I see another influence that is in me, the influence of my flesh which seeks gratification, which is contrary to the law that my mind delights in, and I am brought into the bondage of being governed by my passions instead of by my conscience.

“O wretched man that I am! Who shall deliver me from the body of t his death?” Rom. 7:24

What a miserable person that I am, without any peace of mind! Who can possibly deliver me from choosing to serve the pleasures of my flesh, from unlawfully gratifying my passions, which leads me to such spiritual and miserable death?

“I thank God through Jesus Christ our Lord” Rom. 7:25

I am thankful to God that through Jesus Christ our Lord, a wicked rebellious heart can be subdued, and we can have peace of mind. Through the atonement, the body of sin is destroyed, that is, the li fe of serving self-gratification is crucified (Rom. 6:6).

“So then, with the mind I myself serve the law of God; but with the flesh the law of sin.” Rom 7:25

In summary, the mind of a convicted sinner affirms the law of God, but they themselves are still serving sin, still seeking their own self-gratification, still using their members as instruments of unrighteousness (Rom. 6:13, 19).

And it is important to understand that Paul's argument does not stop here! He continues his argument:

“There is therefore now no condemnation to them which are in Christ Jesus, who walk not after the flesh but after the Spirit.” Rom. 8:1

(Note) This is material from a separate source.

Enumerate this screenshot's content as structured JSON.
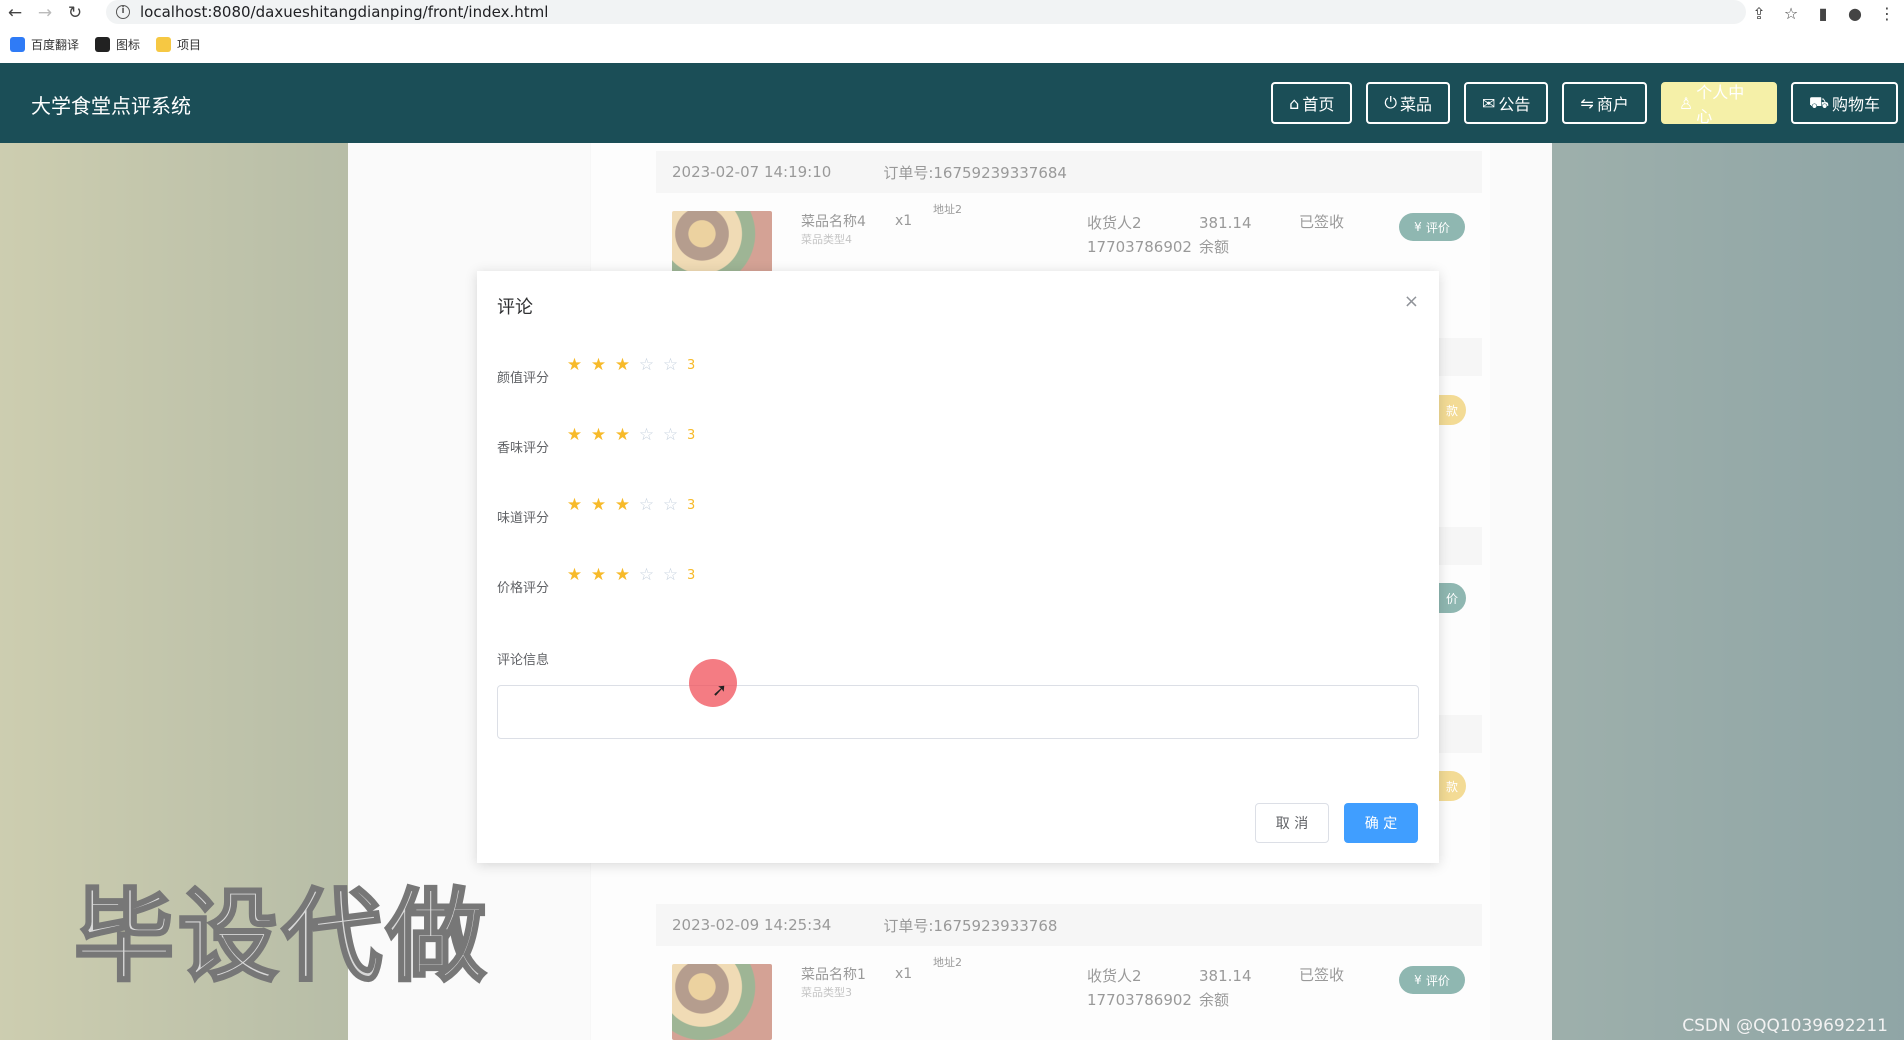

The mind of those who choose to obey the Spirit, instead gratifying their flesh, no longer condemns them. They have peace of conscience and are no longer convicted sinners. They are no longer miserable and wretched, under the condemnation of their minds.

“For the law of the Spirit of life in Christ Jesus hath made me free from the law of sin and death. For what the law could not do, in that it was weak through the flesh, God sending his own Son in the likeness of sinful flesh, and for sin, condemned sin in the flesh: that the righteousness of the law might be fulfilled in us, who walk not after the flesh, but after the Spirit.” Romans 8:2-4

The law of God could never subdue the hearts of rebels, as proven through Romans 7. And so what the law could not do, the Gospel can do. The grace of God shown as the cross of Christ is powerful enough to subdue our hearts and bring us to submission and obedience , so that we love God (1 Jn. 4:19). Therefore the righteousness of the law be fulfilled in our hearts (Rom. 13:8; 13:10; Gal 5:14; 1 Thes. 3:12-13; Jas. 2:8), so as no longer have sin reigning and dwelling in our hearts. The law does not change a selfish heart, the Gospel of Christ does.

“For they that are after the flesh do mind the things of the flesh; but they that are after the Spirit the things of the Spirit.” Rom. 8:5

Individuals who seek to gratify the flesh choose to do things that pl ease their flesh, but individuals who choose to live according to the spirit do things that please the spirit.

“For to be carnally minded is death, but to be spiritually minded is life and peace.” Rom. 8:6

To choose to be purposed after selfishness is misery, but to be purposed to obey your conscience is real life with peace of mind.

romans_7_commentary_jesse_morrell.txt · Last modified: 2016/03/14 18:16 by admin